On May 19, 2015, California Governor Jerry Brown entered into a Memorandum of Understanding on Subnational Global Climate Leadership (the “MOU”) with eleven other leaders from jurisdictions in North America, South America and Europe. In addition to Governor Brown, the 11 other signatories represented: Acre, Brazil; Baden-Württemberg, Germany; Baja California, Mexico; Catalonia, Spain; Jalisco, Mexico; Wales, UK; Ontario, Canada, British Columbia, Canada, Oregon, U.S.A., Vermont, U.S.A., and Washington, U.SA. The MOU’s general objective is to limit increases in the global average temperature. The MOU sets forth a list of policy initiatives with the hope of keeping the average global temperature from rising no more than 2° Celsius.

The MOU is not a contract, nor is it a treaty, and it has no binding effect on the signatories, or on businesses operating within those jurisdictions. Importantly, the MOU does not change the California carbon trading market. So what is the big deal?

There are two very significant aspects to this agreement.

First, it is the harbinger of what will likely be a growing trend in the lead up to COP 21 in Paris: an indication of “bottom-up,” subnational global support for greenhouse gas (GHG) emission reductions. This follows the growing trend to move from what was viewed under the Kyoto Protocol as a “top down” approach to international climate agreements to a more bottom-up approach – and one which is considered much more likely to succeed. Further, while this support does not mandate any particular mechanism to reduce GHGs, it could potentially bolster support for the existing and an expanded carbon market.

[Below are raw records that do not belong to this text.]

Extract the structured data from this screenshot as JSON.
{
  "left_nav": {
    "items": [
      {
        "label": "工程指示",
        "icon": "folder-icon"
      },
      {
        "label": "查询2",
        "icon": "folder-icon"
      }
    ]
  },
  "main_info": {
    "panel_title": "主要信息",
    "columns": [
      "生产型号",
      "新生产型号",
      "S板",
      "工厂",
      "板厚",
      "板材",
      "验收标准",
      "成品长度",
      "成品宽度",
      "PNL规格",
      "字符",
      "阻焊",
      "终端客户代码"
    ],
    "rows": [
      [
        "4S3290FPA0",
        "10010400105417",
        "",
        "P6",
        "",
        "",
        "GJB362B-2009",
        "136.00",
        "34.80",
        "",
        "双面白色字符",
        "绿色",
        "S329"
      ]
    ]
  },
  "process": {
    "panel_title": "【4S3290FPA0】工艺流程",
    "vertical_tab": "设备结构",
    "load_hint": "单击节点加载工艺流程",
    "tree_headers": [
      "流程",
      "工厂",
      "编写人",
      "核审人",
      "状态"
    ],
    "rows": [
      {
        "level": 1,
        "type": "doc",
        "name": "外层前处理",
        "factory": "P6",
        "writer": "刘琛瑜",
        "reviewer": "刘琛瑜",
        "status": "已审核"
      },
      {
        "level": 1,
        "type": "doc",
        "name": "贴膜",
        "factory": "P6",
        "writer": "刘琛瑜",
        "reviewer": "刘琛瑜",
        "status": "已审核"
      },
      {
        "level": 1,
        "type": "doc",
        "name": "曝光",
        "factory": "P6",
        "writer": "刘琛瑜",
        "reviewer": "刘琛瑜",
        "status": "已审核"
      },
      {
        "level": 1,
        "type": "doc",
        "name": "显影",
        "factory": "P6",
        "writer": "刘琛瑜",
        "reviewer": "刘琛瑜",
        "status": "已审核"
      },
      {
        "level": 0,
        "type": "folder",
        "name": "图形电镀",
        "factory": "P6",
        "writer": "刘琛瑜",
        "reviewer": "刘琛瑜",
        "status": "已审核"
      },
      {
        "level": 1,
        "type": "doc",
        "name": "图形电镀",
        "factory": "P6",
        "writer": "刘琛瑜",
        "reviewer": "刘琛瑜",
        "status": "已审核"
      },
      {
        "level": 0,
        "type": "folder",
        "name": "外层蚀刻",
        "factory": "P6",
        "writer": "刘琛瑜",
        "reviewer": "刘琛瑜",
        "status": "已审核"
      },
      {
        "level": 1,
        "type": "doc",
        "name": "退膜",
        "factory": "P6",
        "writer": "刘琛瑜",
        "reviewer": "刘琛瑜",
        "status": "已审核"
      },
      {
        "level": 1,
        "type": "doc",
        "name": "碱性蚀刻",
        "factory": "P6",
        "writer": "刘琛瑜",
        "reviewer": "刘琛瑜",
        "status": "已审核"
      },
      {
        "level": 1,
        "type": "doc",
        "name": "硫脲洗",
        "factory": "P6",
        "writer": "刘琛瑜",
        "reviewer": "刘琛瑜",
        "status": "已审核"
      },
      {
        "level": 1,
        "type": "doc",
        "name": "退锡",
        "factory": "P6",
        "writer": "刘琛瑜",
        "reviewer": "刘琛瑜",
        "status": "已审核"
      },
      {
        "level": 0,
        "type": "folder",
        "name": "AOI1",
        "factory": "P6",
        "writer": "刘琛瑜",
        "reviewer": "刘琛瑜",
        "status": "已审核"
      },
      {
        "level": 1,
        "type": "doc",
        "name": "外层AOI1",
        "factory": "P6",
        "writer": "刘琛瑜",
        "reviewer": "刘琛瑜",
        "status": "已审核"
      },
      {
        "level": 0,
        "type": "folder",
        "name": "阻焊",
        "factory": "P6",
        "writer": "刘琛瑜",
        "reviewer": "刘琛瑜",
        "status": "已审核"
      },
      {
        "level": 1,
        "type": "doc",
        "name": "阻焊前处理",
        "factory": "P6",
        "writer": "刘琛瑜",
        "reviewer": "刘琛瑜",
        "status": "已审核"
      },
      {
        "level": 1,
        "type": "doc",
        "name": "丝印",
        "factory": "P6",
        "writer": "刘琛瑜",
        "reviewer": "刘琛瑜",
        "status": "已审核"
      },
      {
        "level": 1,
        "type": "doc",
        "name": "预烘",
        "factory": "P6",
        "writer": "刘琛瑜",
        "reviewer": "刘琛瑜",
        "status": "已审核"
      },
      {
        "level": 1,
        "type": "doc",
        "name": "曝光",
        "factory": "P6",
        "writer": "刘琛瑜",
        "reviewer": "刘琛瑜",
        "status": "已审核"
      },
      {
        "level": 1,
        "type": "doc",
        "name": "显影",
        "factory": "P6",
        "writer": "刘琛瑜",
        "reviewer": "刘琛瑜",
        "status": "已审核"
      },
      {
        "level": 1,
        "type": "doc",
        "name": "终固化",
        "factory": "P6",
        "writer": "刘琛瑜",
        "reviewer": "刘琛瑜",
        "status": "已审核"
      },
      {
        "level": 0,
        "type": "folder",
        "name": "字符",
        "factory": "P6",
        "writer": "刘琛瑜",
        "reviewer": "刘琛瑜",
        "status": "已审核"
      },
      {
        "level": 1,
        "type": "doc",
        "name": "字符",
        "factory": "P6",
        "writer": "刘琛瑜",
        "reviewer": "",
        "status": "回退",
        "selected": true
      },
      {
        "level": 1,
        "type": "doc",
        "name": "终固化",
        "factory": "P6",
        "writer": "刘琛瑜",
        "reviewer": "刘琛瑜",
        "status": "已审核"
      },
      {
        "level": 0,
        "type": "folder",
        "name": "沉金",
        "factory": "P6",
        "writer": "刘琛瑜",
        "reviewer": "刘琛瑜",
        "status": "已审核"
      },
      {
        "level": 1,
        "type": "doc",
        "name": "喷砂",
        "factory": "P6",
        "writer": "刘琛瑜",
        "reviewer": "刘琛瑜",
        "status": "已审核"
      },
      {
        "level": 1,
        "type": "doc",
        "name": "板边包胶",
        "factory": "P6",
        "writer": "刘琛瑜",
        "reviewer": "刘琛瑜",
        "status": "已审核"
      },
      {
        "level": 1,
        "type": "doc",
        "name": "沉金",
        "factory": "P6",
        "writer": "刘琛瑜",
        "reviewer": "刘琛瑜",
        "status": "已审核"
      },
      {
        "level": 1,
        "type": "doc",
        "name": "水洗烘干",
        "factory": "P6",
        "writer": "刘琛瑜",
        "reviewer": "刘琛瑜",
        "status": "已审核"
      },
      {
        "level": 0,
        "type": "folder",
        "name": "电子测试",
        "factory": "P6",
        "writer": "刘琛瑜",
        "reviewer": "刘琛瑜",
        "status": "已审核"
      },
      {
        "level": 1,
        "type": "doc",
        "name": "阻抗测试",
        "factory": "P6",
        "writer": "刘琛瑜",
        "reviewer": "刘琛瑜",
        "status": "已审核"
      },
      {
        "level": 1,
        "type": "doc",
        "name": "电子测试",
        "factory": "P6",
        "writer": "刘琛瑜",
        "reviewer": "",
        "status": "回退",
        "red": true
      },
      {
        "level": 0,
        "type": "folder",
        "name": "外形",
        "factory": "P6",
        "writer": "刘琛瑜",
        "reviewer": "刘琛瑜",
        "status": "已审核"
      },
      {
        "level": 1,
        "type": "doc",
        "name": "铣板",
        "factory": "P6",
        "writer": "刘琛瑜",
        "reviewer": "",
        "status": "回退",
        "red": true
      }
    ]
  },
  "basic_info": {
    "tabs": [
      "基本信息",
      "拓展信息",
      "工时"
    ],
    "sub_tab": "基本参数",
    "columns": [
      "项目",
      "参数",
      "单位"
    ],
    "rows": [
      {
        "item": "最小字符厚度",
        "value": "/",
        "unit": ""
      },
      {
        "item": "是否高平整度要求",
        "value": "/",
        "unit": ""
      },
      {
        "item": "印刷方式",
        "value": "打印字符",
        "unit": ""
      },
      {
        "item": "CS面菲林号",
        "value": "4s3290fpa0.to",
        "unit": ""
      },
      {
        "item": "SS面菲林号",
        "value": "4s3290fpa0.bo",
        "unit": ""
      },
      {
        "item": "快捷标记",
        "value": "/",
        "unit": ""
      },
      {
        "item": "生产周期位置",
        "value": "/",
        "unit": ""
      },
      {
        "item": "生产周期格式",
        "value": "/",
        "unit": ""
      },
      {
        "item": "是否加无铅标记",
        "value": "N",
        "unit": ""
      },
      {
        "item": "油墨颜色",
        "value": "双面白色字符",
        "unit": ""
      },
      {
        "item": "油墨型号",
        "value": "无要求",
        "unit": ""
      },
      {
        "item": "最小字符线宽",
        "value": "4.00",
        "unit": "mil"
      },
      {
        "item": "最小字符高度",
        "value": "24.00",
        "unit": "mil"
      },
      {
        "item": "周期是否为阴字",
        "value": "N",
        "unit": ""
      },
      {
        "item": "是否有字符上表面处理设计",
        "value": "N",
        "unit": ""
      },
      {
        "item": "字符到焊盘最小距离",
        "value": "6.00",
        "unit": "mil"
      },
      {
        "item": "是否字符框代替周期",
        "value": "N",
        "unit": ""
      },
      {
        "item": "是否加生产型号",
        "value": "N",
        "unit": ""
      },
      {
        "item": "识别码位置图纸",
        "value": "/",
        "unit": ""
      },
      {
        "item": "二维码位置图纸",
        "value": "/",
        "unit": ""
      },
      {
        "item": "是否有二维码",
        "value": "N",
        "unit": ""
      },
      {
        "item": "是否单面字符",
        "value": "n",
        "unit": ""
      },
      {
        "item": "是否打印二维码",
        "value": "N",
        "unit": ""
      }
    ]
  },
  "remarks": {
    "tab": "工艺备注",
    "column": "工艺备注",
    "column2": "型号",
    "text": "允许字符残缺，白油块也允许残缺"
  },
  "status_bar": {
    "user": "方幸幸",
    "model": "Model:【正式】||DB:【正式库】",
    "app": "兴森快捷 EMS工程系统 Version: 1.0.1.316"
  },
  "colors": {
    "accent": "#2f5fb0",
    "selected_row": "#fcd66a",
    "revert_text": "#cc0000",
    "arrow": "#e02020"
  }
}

Second, with a stated goal of keeping the average global temperature from rising no more than 2° Celsius, this aim of a “super low emission future by the second half of the century” is not just signaling support for any GHG emissions reduction, but, rather, flat out support for a climate goal much more stringent that many intended nationally determined contributions (INDCs) are on track for – a--call for significant action. INDCs are non-binding, self-imposed goals and policy undertakings for reducing GHG emissions that are communicated to the United Nations Framework Convention on Climate Change. These INDCs are generally a tepid reduction in comparison to the MOU. By entering into the MOU, the signatories adopt a goal of reducing GHG emissions 80 to 95 percent below 1990 levels by 2050, or reducing the per capita annual emission in their respective jurisdictions to less than 2 metric tons by that same year.

The MOU has no impact on California’s Cap and Trade Program, the carbon credits and offsets exchange that started under AB32 in 2013. It also does not affect Governor Brown’s recent Executive Order No. B-30-15, which sets GHG emission goals for 2030 at 40 percent below those emissions in 1990. There is no current legislation in the California State Senate or Assembly that would give the MOU any binding effect. The other signatories to the MOU merely reaffirmed their commitment to climate change through this non-binding agreement, adding no binding requirements for their respective jurisdictions.

Through the MOU, each signatory agreed to certain concepts and policy objectives aimed at achieving emissions standard goals by 2050, including to:

  • “share information and experience on redesign of the power supply and grid, technical solutions and advances in promoting large-scale switch to renewable energy and the integration of renewable energy sources”
  • “encourage land use planning that supports alternate modes of transit, especially public transit, biking, and walking”
  • “share information about management techniques to sequester carbon and protect natural infrastructure” and “share technologies to reduce waste or convert waste to secondary raw materials or to energy”
  • “collaborate and coordinate on messaging, transparency, public outreach around climate change, mitigation of GHG emissions, adaptation”
  • “collaborate and coordinate on scientific assessment efforts, and share information and experience in technology development and deployment” and “help others learn from experience to maximize success of technological transitions and avoid potential obstacles”
  • “collaborate on the reduction of short-lived climate pollutants such as black carbon and methane”
  • “to work towards consistent monitoring, reporting, and verification across jurisdictions”
  • “promote best practices in modeling and assessment to understand projected climate impacts, especially at the regional and local scale”
  • “work together to build metrics and indicators that can help to track progress in reducing the risk of climate change to people, natural systems, and infrastructure”
  • “work to share innovative models for financing and supporting climate adaptation, including public-private partnerships, resilience funds, and competitive approaches” and
  • “to share technology to the extent feasible, such as through open source information”

Although the MOU is non-binding on the signatories and does not set new regulatory requirements, the MOU is part of a broader subnational approach to climate change. This movement is gaining momentum for the upcoming United Nations Climate Change Conference to be held in Paris later this year, and shows that the local governments are concerned with climate change. Such concern and broader support for quantifiable and enforceable GHG emissions standards may also have an impact on California’s carbon trading market. Those participating in the market may benefit because the MOU expands the number of jurisdictions that are committed to finding ways to incentivize GHG emission reductions, possibly through market mechanisms. Additionally, renewable energy development and green-minded infrastructure projects may increase in response to the MOU’s policy objectives.